- _Work instruction_: Go through the records and filter out every line lacking the word "Internet"; copy the lines that remain.

- _Material supplied_:
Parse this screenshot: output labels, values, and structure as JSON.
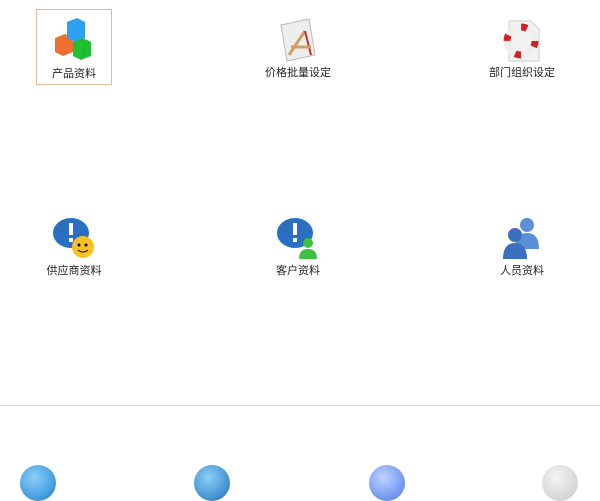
{
  "items": [
    {
      "label": "产品资料",
      "icon": "cubes-icon"
    },
    {
      "label": "价格批量设定",
      "icon": "design-tools-icon"
    },
    {
      "label": "部门组织设定",
      "icon": "lifebuoy-icon"
    },
    {
      "label": "供应商资料",
      "icon": "supplier-chat-icon"
    },
    {
      "label": "客户资料",
      "icon": "customer-chat-icon"
    },
    {
      "label": "人员资料",
      "icon": "users-icon"
    }
  ],
  "bottom_icons": [
    "refresh-globe-icon",
    "globe-tool-icon",
    "blue-orb-icon",
    "gray-disc-icon"
  ]
}
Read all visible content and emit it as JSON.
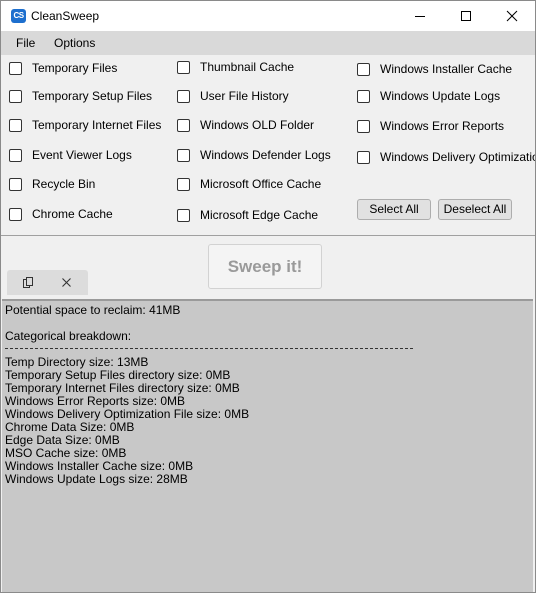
{
  "app": {
    "title": "CleanSweep",
    "icon_text": "CS",
    "icon_color": "#1d6fce"
  },
  "menu": [
    "File",
    "Options"
  ],
  "options": {
    "col1": [
      "Temporary Files",
      "Temporary Setup Files",
      "Temporary Internet Files",
      "Event Viewer Logs",
      "Recycle Bin",
      "Chrome Cache"
    ],
    "col2": [
      "Thumbnail Cache",
      "User File History",
      "Windows OLD Folder",
      "Windows Defender Logs",
      "Microsoft Office Cache",
      "Microsoft Edge Cache"
    ],
    "col3": [
      "Windows Installer Cache",
      "Windows Update Logs",
      "Windows Error Reports",
      "Windows Delivery Optimization"
    ]
  },
  "buttons": {
    "select_all": "Select All",
    "deselect_all": "Deselect All",
    "sweep": "Sweep it!"
  },
  "output": {
    "potential": "Potential space to reclaim: 41MB",
    "heading": "Categorical breakdown:",
    "lines": [
      "Temp Directory size: 13MB",
      "Temporary Setup Files directory size: 0MB",
      "Temporary Internet Files directory size: 0MB",
      "Windows Error Reports size: 0MB",
      "Windows Delivery Optimization File size: 0MB",
      "Chrome Data Size: 0MB",
      "Edge Data Size: 0MB",
      "MSO Cache size: 0MB",
      "Windows Installer Cache size: 0MB",
      "Windows Update Logs size: 28MB"
    ]
  }
}
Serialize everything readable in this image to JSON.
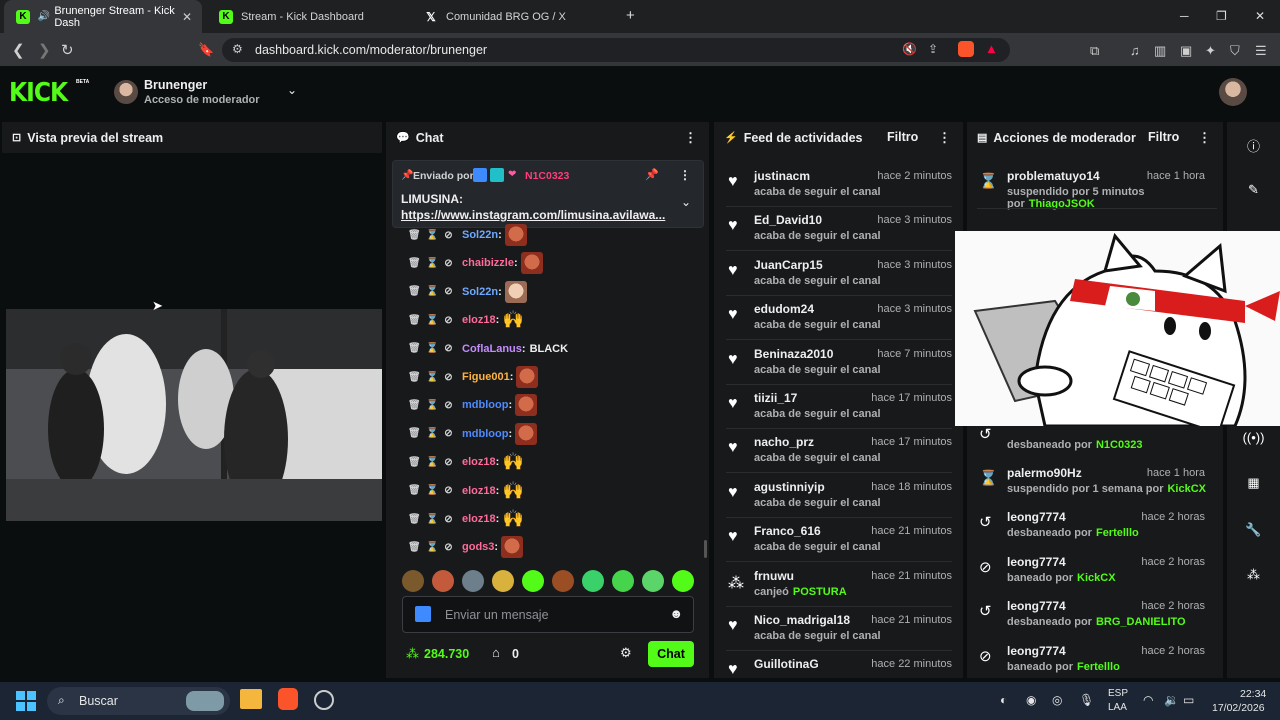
{
  "browser": {
    "tabs": [
      {
        "title": "Brunenger Stream - Kick Dash"
      },
      {
        "title": "Stream - Kick Dashboard"
      },
      {
        "title": "Comunidad BRG OG / X"
      }
    ],
    "url": "dashboard.kick.com/moderator/brunenger"
  },
  "header": {
    "logo": "KICK",
    "beta": "BETA",
    "channel": "Brunenger",
    "role": "Acceso de moderador"
  },
  "preview": {
    "title": "Vista previa del stream"
  },
  "chat": {
    "title": "Chat",
    "pinned": {
      "sent_by": "Enviado por",
      "author": "N1C0323",
      "line1": "LIMUSINA:",
      "link": "https://www.instagram.com/limusina.avilawa..."
    },
    "messages": [
      {
        "user": "Sol22n",
        "color": "#6fa8ff",
        "emote": "face"
      },
      {
        "user": "chaibizzle",
        "color": "#ff6b9a",
        "emote": "face"
      },
      {
        "user": "Sol22n",
        "color": "#6fa8ff",
        "emote": "light"
      },
      {
        "user": "eloz18",
        "color": "#ff6b9a",
        "emote": "hand"
      },
      {
        "user": "CoflaLanus",
        "color": "#c58cff",
        "text": "BLACK"
      },
      {
        "user": "Figue001",
        "color": "#ffb340",
        "emote": "face"
      },
      {
        "user": "mdbloop",
        "color": "#4f8bff",
        "emote": "face"
      },
      {
        "user": "mdbloop",
        "color": "#4f8bff",
        "emote": "face"
      },
      {
        "user": "eloz18",
        "color": "#ff6b9a",
        "emote": "hand"
      },
      {
        "user": "eloz18",
        "color": "#ff6b9a",
        "emote": "hand"
      },
      {
        "user": "eloz18",
        "color": "#ff6b9a",
        "emote": "hand"
      },
      {
        "user": "gods3",
        "color": "#ff6b9a",
        "emote": "face"
      }
    ],
    "input_placeholder": "Enviar un mensaje",
    "points": "284.730",
    "store_count": "0",
    "send_label": "Chat"
  },
  "activity": {
    "title": "Feed de actividades",
    "filter": "Filtro",
    "items": [
      {
        "icon": "heart",
        "user": "justinacm",
        "text": "acaba de seguir el canal",
        "time": "hace 2 minutos"
      },
      {
        "icon": "heart",
        "user": "Ed_David10",
        "text": "acaba de seguir el canal",
        "time": "hace 3 minutos"
      },
      {
        "icon": "heart",
        "user": "JuanCarp15",
        "text": "acaba de seguir el canal",
        "time": "hace 3 minutos"
      },
      {
        "icon": "heart",
        "user": "edudom24",
        "text": "acaba de seguir el canal",
        "time": "hace 3 minutos"
      },
      {
        "icon": "heart",
        "user": "Beninaza2010",
        "text": "acaba de seguir el canal",
        "time": "hace 7 minutos"
      },
      {
        "icon": "heart",
        "user": "tiizii_17",
        "text": "acaba de seguir el canal",
        "time": "hace 17 minutos"
      },
      {
        "icon": "heart",
        "user": "nacho_prz",
        "text": "acaba de seguir el canal",
        "time": "hace 17 minutos"
      },
      {
        "icon": "heart",
        "user": "agustinniyip",
        "text": "acaba de seguir el canal",
        "time": "hace 18 minutos"
      },
      {
        "icon": "heart",
        "user": "Franco_616",
        "text": "acaba de seguir el canal",
        "time": "hace 21 minutos"
      },
      {
        "icon": "points",
        "user": "frnuwu",
        "text": "canjeó",
        "highlight": "POSTURA",
        "time": "hace 21 minutos"
      },
      {
        "icon": "heart",
        "user": "Nico_madrigal18",
        "text": "acaba de seguir el canal",
        "time": "hace 21 minutos"
      },
      {
        "icon": "heart",
        "user": "GuillotinaG",
        "text": "",
        "time": "hace 22 minutos"
      }
    ]
  },
  "modactions": {
    "title": "Acciones de moderador",
    "filter": "Filtro",
    "items": [
      {
        "icon": "timeout",
        "user": "problematuyo14",
        "text": "suspendido por 5 minutos por",
        "by": "ThiagoJSOK",
        "time": "hace 1 hora"
      },
      {
        "icon": "unban",
        "user": "",
        "text": "desbaneado por",
        "by": "N1C0323",
        "time": ""
      },
      {
        "icon": "timeout",
        "user": "palermo90Hz",
        "text": "suspendido por 1 semana por",
        "by": "KickCX",
        "time": "hace 1 hora"
      },
      {
        "icon": "unban",
        "user": "leong7774",
        "text": "desbaneado por",
        "by": "Fertelllo",
        "time": "hace 2 horas"
      },
      {
        "icon": "ban",
        "user": "leong7774",
        "text": "baneado por",
        "by": "KickCX",
        "time": "hace 2 horas"
      },
      {
        "icon": "unban",
        "user": "leong7774",
        "text": "desbaneado por",
        "by": "BRG_DANIELITO",
        "time": "hace 2 horas"
      },
      {
        "icon": "ban",
        "user": "leong7774",
        "text": "baneado por",
        "by": "Fertelllo",
        "time": "hace 2 horas"
      }
    ]
  },
  "taskbar": {
    "search": "Buscar",
    "lang1": "ESP",
    "lang2": "LAA",
    "time": "22:34",
    "date": "17/02/2026"
  },
  "colors": {
    "accent": "#53fc18",
    "panel": "#18191b",
    "bg": "#0b0e0f"
  }
}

- _Response area_:
      "Temporary Internet Files",
      "Temporary Internet Files directory size: 0MB",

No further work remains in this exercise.